There is a need for a new overall view in choosing the approach to find solutions to develop the shrimp industry to ensure food safety, environmental friendliness and disease restriction. Such an approach should be based on industry-specific production practices; research and training system; the system of input services, and the system of processing and commercializing products. In other words, it is the approach to the industry chain, where each stage should be aware of and perform its tasks towards the sustainable development of the shrimp industry from breed production, commercial farming, processing and supplying products to the domestic market as well as for export.
It is necessary to ensure the relationship between ensuring food safety in aquaculture production in general, shrimp production in particular from farming to processing. For aquaculture, it is necessary to ensure biosafety, where disease prevention is a cornerstone of good production practices (GAP) and is also a necessary condition to ensure food safety in aquaculture. It also corresponds to good manufacturing practices (GMP), sanitary control practices (SCP) as the basis for hazard analysis and critical point control (HACCP) in seafood processing.
The above challenges require the implementation of many synchronous solutions, including research and application of scientific and technological advances, training of science and technology human resources that are decisive for sustainable development of the industry. It is necessary to research to identify pathogens: Applying research methods from traditional ones (such as histology to modern ones such as using electron microscopes, PCR, etc.) to quickly and accurately identify the pathogens. Researching and developing preventive and treatment measures to ensure food safety and environmental friendliness such as production of vaccines, probiotics, nano products, herbal products, and restriction of antibiotic use. Developing and applying advanced farming technologies such as Bio-floc, Cope-floc, indoor farming; technology for using microorganisms which requires less water change; applying new achievements in informatics, new materials and biotechnology, automation in care, feeding, environmental and disease monitoring, traceability. Researching breed production, selecting disease-free breeds to increase the proportion of disease-free shrimps for commercial farming. Tightly managing the broodstock import and breed transport to limit the spread of diseases. Strengthening surveillance of farming areas, early detecting epidemic areas to limit spread. Developing large-scale production systems to facilitate the application of biosafety and food safety management, environmental management and product price reduction. Strengthening the linkage between the stages in the linkage chain between producers in the farming area to effectively prevent diseases. Applying the biosafety principle to the management of farming activities from broodstock fattening to grow-out in farms. Using probiotics in form of periodic microorganisms to improve water quality and improve waste management in the culture process.

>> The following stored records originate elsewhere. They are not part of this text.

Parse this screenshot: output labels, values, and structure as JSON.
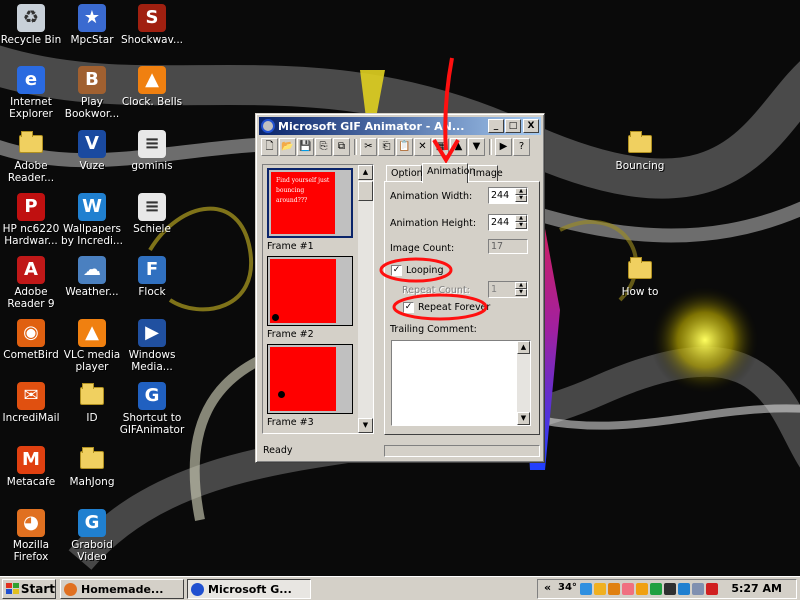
{
  "desktop": {
    "icons": [
      {
        "label": "Recycle Bin",
        "icon": "recycle-bin-icon"
      },
      {
        "label": "MpcStar",
        "icon": "mpcstar-icon"
      },
      {
        "label": "Shockwav...",
        "icon": "shockwave-icon"
      },
      {
        "label": "Internet Explorer",
        "icon": "internet-explorer-icon"
      },
      {
        "label": "Play Bookwor...",
        "icon": "bookworm-icon"
      },
      {
        "label": "Clock. Bells",
        "icon": "vlc-cone-icon"
      },
      {
        "label": "Adobe Reader...",
        "icon": "folder-icon"
      },
      {
        "label": "Vuze",
        "icon": "vuze-icon"
      },
      {
        "label": "gominis",
        "icon": "document-icon"
      },
      {
        "label": "HP nc6220 Hardwar...",
        "icon": "pdf-icon"
      },
      {
        "label": "Wallpapers by Incredi...",
        "icon": "wallpapers-icon"
      },
      {
        "label": "Schiele",
        "icon": "document-icon"
      },
      {
        "label": "Adobe Reader 9",
        "icon": "adobe-reader-icon"
      },
      {
        "label": "Weather...",
        "icon": "weather-icon"
      },
      {
        "label": "Flock",
        "icon": "flock-icon"
      },
      {
        "label": "CometBird",
        "icon": "cometbird-icon"
      },
      {
        "label": "VLC media player",
        "icon": "vlc-cone-icon"
      },
      {
        "label": "Windows Media...",
        "icon": "windows-media-icon"
      },
      {
        "label": "IncrediMail",
        "icon": "incredimail-icon"
      },
      {
        "label": "ID",
        "icon": "folder-icon"
      },
      {
        "label": "Shortcut to GIFAnimator",
        "icon": "gif-animator-icon"
      },
      {
        "label": "Metacafe",
        "icon": "metacafe-icon"
      },
      {
        "label": "MahJong",
        "icon": "folder-icon"
      },
      {
        "label": "Mozilla Firefox",
        "icon": "firefox-icon"
      },
      {
        "label": "Graboid Video",
        "icon": "graboid-icon"
      },
      {
        "label": "Bouncing",
        "icon": "folder-icon"
      },
      {
        "label": "How to",
        "icon": "folder-icon"
      }
    ]
  },
  "window": {
    "title": "Microsoft GIF Animator - AN...",
    "caption_buttons": {
      "minimize": "_",
      "maximize": "□",
      "close": "X"
    },
    "toolbar": [
      {
        "name": "new-icon",
        "glyph": "🗋"
      },
      {
        "name": "open-icon",
        "glyph": "📂"
      },
      {
        "name": "save-icon",
        "glyph": "💾"
      },
      {
        "name": "insert-icon",
        "glyph": "⎘"
      },
      {
        "name": "save-as-icon",
        "glyph": "⧉"
      },
      {
        "name": "sep"
      },
      {
        "name": "cut-icon",
        "glyph": "✂"
      },
      {
        "name": "copy-icon",
        "glyph": "⎗"
      },
      {
        "name": "paste-icon",
        "glyph": "📋"
      },
      {
        "name": "delete-icon",
        "glyph": "✕"
      },
      {
        "name": "select-all-icon",
        "glyph": "▦"
      },
      {
        "name": "move-up-icon",
        "glyph": "▲"
      },
      {
        "name": "move-down-icon",
        "glyph": "▼"
      },
      {
        "name": "sep"
      },
      {
        "name": "play-icon",
        "glyph": "▶"
      },
      {
        "name": "help-icon",
        "glyph": "?"
      }
    ],
    "frames": [
      {
        "label": "Frame #1",
        "text": "Find yourself just bouncing around???"
      },
      {
        "label": "Frame #2"
      },
      {
        "label": "Frame #3"
      }
    ],
    "tabs": [
      {
        "label": "Options"
      },
      {
        "label": "Animation"
      },
      {
        "label": "Image"
      }
    ],
    "animation": {
      "width_label": "Animation Width:",
      "width_value": "244",
      "height_label": "Animation Height:",
      "height_value": "244",
      "image_count_label": "Image Count:",
      "image_count_value": "17",
      "looping_label": "Looping",
      "looping_checked": true,
      "repeat_count_label": "Repeat Count:",
      "repeat_count_value": "1",
      "repeat_forever_label": "Repeat Forever",
      "repeat_forever_checked": true,
      "trailing_comment_label": "Trailing Comment:"
    },
    "status": "Ready"
  },
  "annotation_color": "#ff1010",
  "taskbar": {
    "start_label": "Start",
    "tasks": [
      {
        "label": "Homemade...",
        "icon": "firefox-icon"
      },
      {
        "label": "Microsoft G...",
        "icon": "gif-animator-icon"
      }
    ],
    "tray": {
      "collapse": "«",
      "temp": "34°",
      "clock": "5:27 AM"
    }
  }
}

Limiting the use of antibiotics, absolutely avoiding using antibiotics in shrimp disease prevention. Gradually applying information technology to manage production activities.
Mai Van Tai – Research Institute for Aquaculture no. I